This here for me is one of those unexpected debut albums that had my ears glowing brightly on earphones waiting for something unexpected and out of this world. And that band who carry the essences of Psychedelic Music, Garage Rock, and the Canterbury scene in the history of Progressive Rock is a trio called, The Winstons. They are from Milan, Italy and when I’ve listened to one of their samples and being in awe of the artwork done by Japanese artist Gun Kawamura, I knew I had to buy this album straight away.
And right from the moment I put the CD on, I was sent on a journey that almost made me feel as if they recorded this back in the golden-era of the Progressive Rock scene. They carry the essence of the Syd Barrett-era of Pink Floyd, The Doors, Caravan, Soft Machine, Arzachel, and Jennifer Gentle. The trio considers under the fictional names of Linnon, Rob, and Enro Winston. But they are in real life; Enrico Gabrielli on Keyboards, Alto Sax, Bass Clarinet, and Lead Vocals (Calibro 35, Mariposa, and Der Maurer), Roberto Dell’Era (Afterhours) on Bass Guitar, and Lino Gitto on Drums.
It is this blasting and hypnotic debut in which the trio just goes into town with an Avant-Psych-Prog Canterbury approach that just send shivers and arm hairs going up at the exact momentum. The instrumental Viaggio Nei Suono A Tre Dimensioni is set into hyper-space rock featuring thunderous fuzztone bass lines, VOX organ-lines, and driven tempo drums setting the course into the Milky Way that screams early Floyd and Hawkwind.
She’s My Face does remind me of the late great Ray Manzarek’s keyboard playing in which Enrico does to pay tribute to the legend who brought The Doors sound and resembling the Strange Days-era while Nicotine Freak sees The Winstons paying homage to the Canterbury backing vocal arrangers of The Northettes before delving into a Psychedelic voyage into the Outer Limits that you can imagine this being performed in the swinging ‘60s at the 14-hour Technicolor Dream that would send you on a trip like never before.
The ¾ Jazz-Psych Rock blasts more into the adventures of the trio’s music as they sing in Japan in which Kawamura himself wrote the lyrics for on Diprotodon. As both Gabrielli and Dell’Era share vocals with each other as they channel the early Soft Machine sound and Mike Rateledge’s blaring fuzz Organ that gives it a shrieking and melodic groove before the Saxes come in and then back into the Waltz that you can delve into.

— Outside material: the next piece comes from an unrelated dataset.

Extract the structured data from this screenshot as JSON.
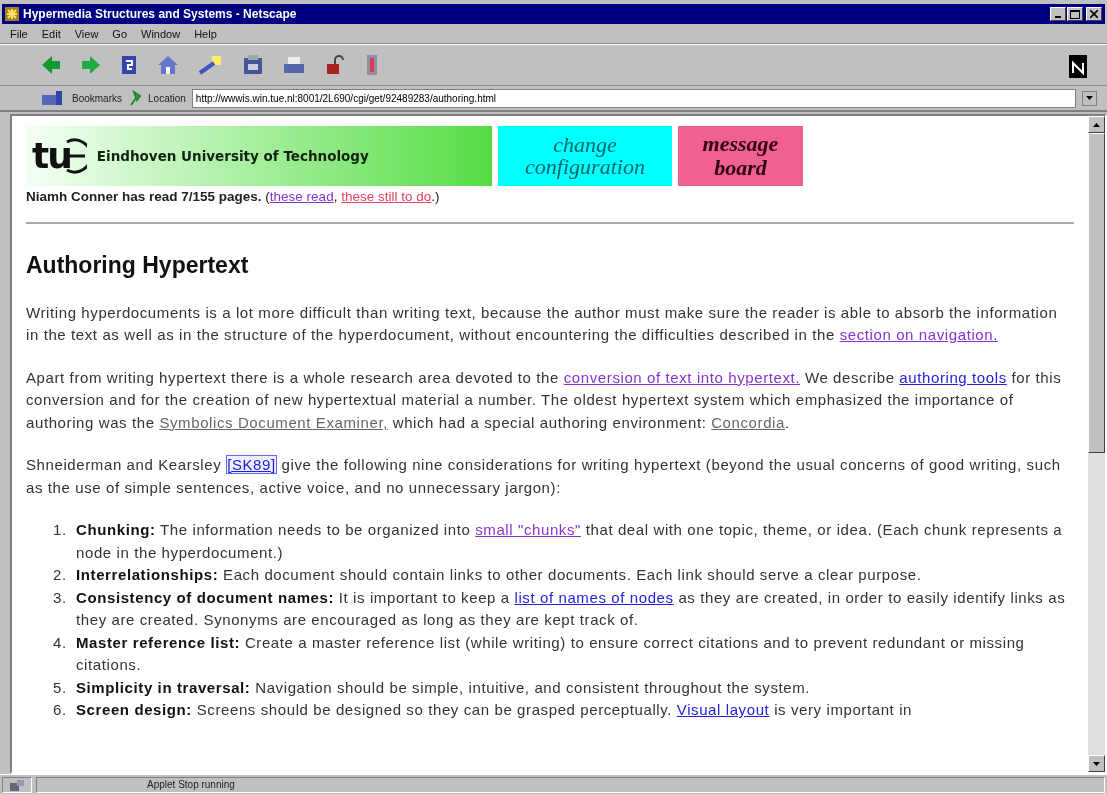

Play with the Rebels channels the ascending momentum of a Beatle-sque ballad as they delve more into the early Pink Floyd again with a crossovers between A Saucerful of Secrets meets the Ummagumma sessions for …On a Dark Cloud. It’s a beautiful homage to Richard Wright and David Gilmour’s playing at the time he joined the band in 1968. There’s this film-score quality that I like about this as if they were doing a score for one of my favorite filmmakers in the surreal world of Alejandro Jodorowsky.
Some will love or hate The Winstons music. For me, I adore it from I put it on my Portable CD player. This isn’t your typical Prog-Rock band, this is a band and project that I hope the trio will continue to do more in the near future to see what lies ahead in the years to come. AMS Records released their sole self-titled debut this year and I welcome it with open arms.
So if you love the Psychedelic Jazz Rock, Canterbury Prog, and the hidden treasures what they bring to the kitchen table, then be prepare to delve into the music of The Winstons. This is an album that might be played loud and turn it up at the right moment for an amazing psychedelic avant-garde adventure that you will experience.